Jayne and June Baek are nothing alike. June’s three years older, a classic first-born, know-it-all narc with a problematic finance job and an equally soulless apartment (according to Jayne). Jayne is an emotionally stunted, self-obsessed basket case who lives in squalor, has egregious taste in men, and needs to get to class and stop wasting Mom and Dad’s money (if you ask June). Once thick as thieves, these sisters who moved from Seoul to San Antonio to New York together now don’t want anything to do with each other.
That is, until June gets cancer. And Jayne becomes the only one who can help her.
Flung together by circumstance, housing woes, and family secrets, will the sisters learn more about each other than they’re willing to confront? And what if while helping June, Jayne has to confront the fact that maybe she’s sick, too?
She learns that June has cancer, and suddenly, Jayne is reeling. As she begins to reevaluate her life and enter into her sister's, she decides to make some changes and reflect on their shared history. Jayne will have to decide who she wants to be going forward and how to meet her sister somewhere in the middle of where they were and where they are now.

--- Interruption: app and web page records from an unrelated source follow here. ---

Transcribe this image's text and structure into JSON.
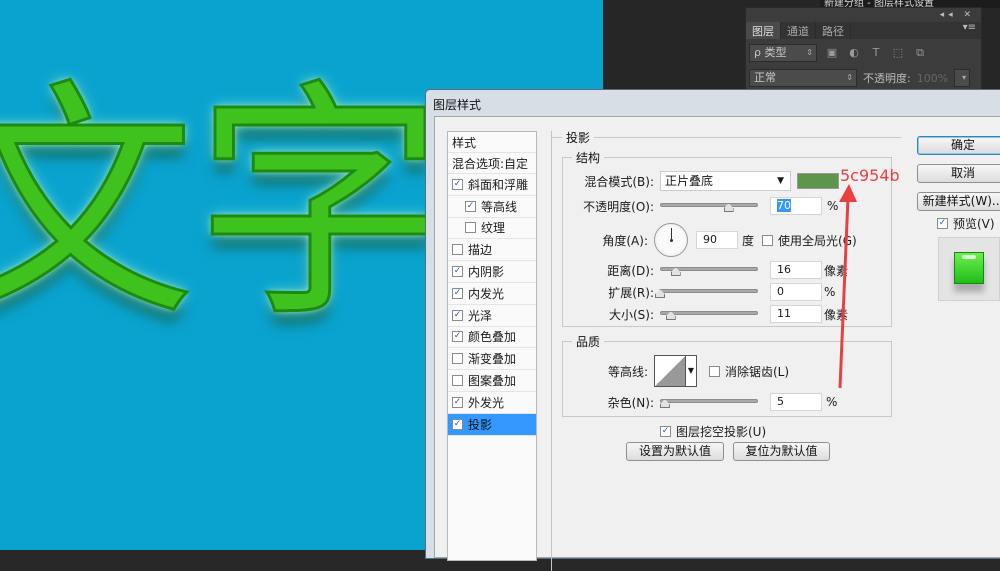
{
  "canvas": {
    "text_chars": [
      "文",
      "字"
    ],
    "background": "#0aa3cf",
    "text_color": "#3fc21e"
  },
  "top_strip": {
    "text": "新建分组 - 图层样式设置"
  },
  "layers_panel": {
    "tabs": [
      {
        "label": "图层",
        "active": true
      },
      {
        "label": "通道",
        "active": false
      },
      {
        "label": "路径",
        "active": false
      }
    ],
    "filter_kind": "ρ 类型",
    "blend_mode": "正常",
    "opacity_label": "不透明度:",
    "opacity_value": "100%"
  },
  "dialog": {
    "title": "图层样式",
    "styles_list": {
      "header": "样式",
      "blend_options": "混合选项:自定",
      "items": [
        {
          "label": "斜面和浮雕",
          "checked": true,
          "indent": false,
          "selected": false
        },
        {
          "label": "等高线",
          "checked": true,
          "indent": true,
          "selected": false
        },
        {
          "label": "纹理",
          "checked": false,
          "indent": true,
          "selected": false
        },
        {
          "label": "描边",
          "checked": false,
          "indent": false,
          "selected": false
        },
        {
          "label": "内阴影",
          "checked": true,
          "indent": false,
          "selected": false
        },
        {
          "label": "内发光",
          "checked": true,
          "indent": false,
          "selected": false
        },
        {
          "label": "光泽",
          "checked": true,
          "indent": false,
          "selected": false
        },
        {
          "label": "颜色叠加",
          "checked": true,
          "indent": false,
          "selected": false
        },
        {
          "label": "渐变叠加",
          "checked": false,
          "indent": false,
          "selected": false
        },
        {
          "label": "图案叠加",
          "checked": false,
          "indent": false,
          "selected": false
        },
        {
          "label": "外发光",
          "checked": true,
          "indent": false,
          "selected": false
        },
        {
          "label": "投影",
          "checked": true,
          "indent": false,
          "selected": true
        }
      ]
    },
    "section_title": "投影",
    "structure": {
      "title": "结构",
      "blend_mode_label": "混合模式(B):",
      "blend_mode_value": "正片叠底",
      "shadow_color": "#5c954b",
      "opacity_label": "不透明度(O):",
      "opacity_value": "70",
      "opacity_fraction": 0.7,
      "percent_unit": "%",
      "angle_label": "角度(A):",
      "angle_value": "90",
      "angle_unit": "度",
      "global_light_label": "使用全局光(G)",
      "global_light_checked": false,
      "distance_label": "距离(D):",
      "distance_value": "16",
      "distance_fraction": 0.16,
      "pixel_unit": "像素",
      "spread_label": "扩展(R):",
      "spread_value": "0",
      "spread_fraction": 0.0,
      "size_label": "大小(S):",
      "size_value": "11",
      "size_fraction": 0.11
    },
    "quality": {
      "title": "品质",
      "contour_label": "等高线:",
      "anti_alias_label": "消除锯齿(L)",
      "anti_alias_checked": false,
      "noise_label": "杂色(N):",
      "noise_value": "5",
      "noise_fraction": 0.05
    },
    "knockout_label": "图层挖空投影(U)",
    "knockout_checked": true,
    "make_default_label": "设置为默认值",
    "reset_default_label": "复位为默认值",
    "ok_label": "确定",
    "cancel_label": "取消",
    "new_style_label": "新建样式(W)...",
    "preview_label": "预览(V)",
    "preview_checked": true
  },
  "annotation": {
    "text": "5c954b",
    "color": "#e84040"
  }
}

What I loved: This was an emotional and heavy read with some important themes about family, physical and mental illness, and finding yourself. Jayne experiences a lot of turmoil and character growth throughout the story, as she begins to deal with her eating disorder and anxiety as well as her past and present relationships. Along these lines, I really appreciated that the book contained some scenes from her therapy and group sessions that really make these seem feasible and helpful. Particularly in YA, this is really helpful to show and include.
The complexity of the sibling relationships as children and forged again as adults resonates here, and I appreciated that we get to understand more of the past that led to the present, as well as she how the decisions made along the way have impacted the two sisters. Ultimately, it's a book of emotional growth and familial healing.
Other themes, including sexism/racism in the workplace, abusive relationships, and healthcare costs/insurance issues in the US were also really interesting and thought-provoking. There is a lot to unpack and discuss in this book, and it would be great for a buddy read or book club for this reason.
Final verdict: An emotional coming-of-age story, YOLK tackles important and thought-provoking themes along the way to heartfelt personal and familial growth.